You may want to obtain the fluence reaching the sensitive volume to correct the normalisation, which can be achieved with USRBDX:
Then, changing the normalisation you reach values closer to the LET of a pencil beam in water (assuming that is what you mean by â€śexpected valuesâ€ť):
Nevertheless, as explained in the reference, this definition is just an approximation with respect to the canonical tracklengthweighted LET and the correlation becomes worse for larger energies. There, the difference is almost 15% for 4 MeV protons, so letÂ´s evaluate it for 18 MeV.

To obtain the numerator of the canonical LET formula you can use fluscw.f, together with USERWEIG, to weight the fluence with the function GETLET. I have implemented it as follows:
IF ((ISCRNG .EQ. 2) .AND. (JSCRNG .EQ. 6) .AND. (IJ .EQ. 1)) THEN
IF (MEDFLK(NREG,1) .NE. 2) THEN
IF (PLA .GE. ZERZER) THEN
FLUSCW = GETLET(IJ,SQRT(PLA**2+AM(IJ)**2)AM(IJ),PLA,1,MEDFLK(NREG,1)) * RHO(MEDFLK(NREG,1)) / 100
ELSE
FLUSCW = GETLET(IJ,PLA,SQRT(PLA**22*PLA*AM(IJ)),1,MEDFLK(NREG,1)) * RHO(MEDFLK(NREG,1)) / 100
END IF
ELSE
FLUSCW = ZERZER
END IF
END IF
I simply select the USRBIN of interest, protons as particles, leave aside the vacuum as material (problematic zero density) and correct the units (GETLET= keV/um/(g/cm3)). The denominator is retrieved simply with USRBIN scoring proton fluence (see the cards below):
Finally, comparing both results below, we can see that the difference is quite important, since the deposited energy LET places the peak before the water, while the canonical LET peak is inside of the water. Canonical values are also x2 larger close to the peak. The interpretation of this difference is again the underestamation introduced by the constant normalisation of the deposited energy LET, compared to the zdependent normalisation of the canonical LET.

Energy: Concerning the proton beam energy along the axis, we can use a similar approach as for the LET, a tracklengthweighted energy average:
The denominator is the same one as for the LET, while the numerator is obtained via USRBIN as well with fluscw.f, but now using proton kinetic energy as weight:
IF ((ISCRNG .EQ. 2) .AND. (JSCRNG .EQ. 7) .AND. (IJ .EQ. 1)) THEN
IF (PLA .GE. ZERZER) THEN
FLUSCW = SQRT(PLA**2+AM(IJ)**2)AM(IJ)
ELSE
FLUSCW = PLA
END IF
END IF
This way we obtain the decaying average kinetic energy of the beam along the z axis. As observed for the LET, the beam is not fully stopped in the water and some protons exit with average energy 1 MeV:

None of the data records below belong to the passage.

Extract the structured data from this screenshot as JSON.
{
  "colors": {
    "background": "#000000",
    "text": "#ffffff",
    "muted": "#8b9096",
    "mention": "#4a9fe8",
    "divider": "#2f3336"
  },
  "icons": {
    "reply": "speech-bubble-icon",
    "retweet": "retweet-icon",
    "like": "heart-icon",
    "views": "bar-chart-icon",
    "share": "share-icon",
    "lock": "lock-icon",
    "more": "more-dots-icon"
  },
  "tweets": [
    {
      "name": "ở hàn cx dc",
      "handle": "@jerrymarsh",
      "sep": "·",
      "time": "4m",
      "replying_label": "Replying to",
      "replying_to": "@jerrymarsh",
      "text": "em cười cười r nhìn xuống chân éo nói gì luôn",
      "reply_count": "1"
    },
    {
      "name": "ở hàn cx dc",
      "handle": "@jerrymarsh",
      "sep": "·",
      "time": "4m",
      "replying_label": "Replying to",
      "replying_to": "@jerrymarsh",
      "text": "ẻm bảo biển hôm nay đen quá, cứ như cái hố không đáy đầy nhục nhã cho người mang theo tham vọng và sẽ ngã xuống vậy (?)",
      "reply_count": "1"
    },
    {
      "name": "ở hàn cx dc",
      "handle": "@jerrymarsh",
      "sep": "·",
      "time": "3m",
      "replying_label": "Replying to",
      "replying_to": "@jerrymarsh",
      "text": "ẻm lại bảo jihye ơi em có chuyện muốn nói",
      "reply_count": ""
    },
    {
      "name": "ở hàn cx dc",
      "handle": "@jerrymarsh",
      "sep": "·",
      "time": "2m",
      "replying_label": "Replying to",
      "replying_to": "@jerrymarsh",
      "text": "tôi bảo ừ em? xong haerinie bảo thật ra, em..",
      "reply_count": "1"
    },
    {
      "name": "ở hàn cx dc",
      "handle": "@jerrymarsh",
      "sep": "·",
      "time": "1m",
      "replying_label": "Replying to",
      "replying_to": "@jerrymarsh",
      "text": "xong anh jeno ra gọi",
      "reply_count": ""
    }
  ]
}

USRYIELD to score LET Lastly, about your question of scoring LET with USRYIELD, what you obtain is the fluence of particles crossing the surface as a function of the LET, and restricted for charges between 0.5 and 100.5 (for protons this only means you add a normalisation factor).
If you perform the LETweigthed integral, you can retrieve again the average LET, which should be equivalent to the canonical LET (just a change of variables, plus the x/y integration already perfomed in the USRYIELD card).
Nevertheless, please note that this is the value for a single z plane, you would have to score this over several planes to cover the whole length of interest.
This is all! Apologies for the lengthy answer, and let me know if you have any comments and whether this is helpful.
Mario Sacristan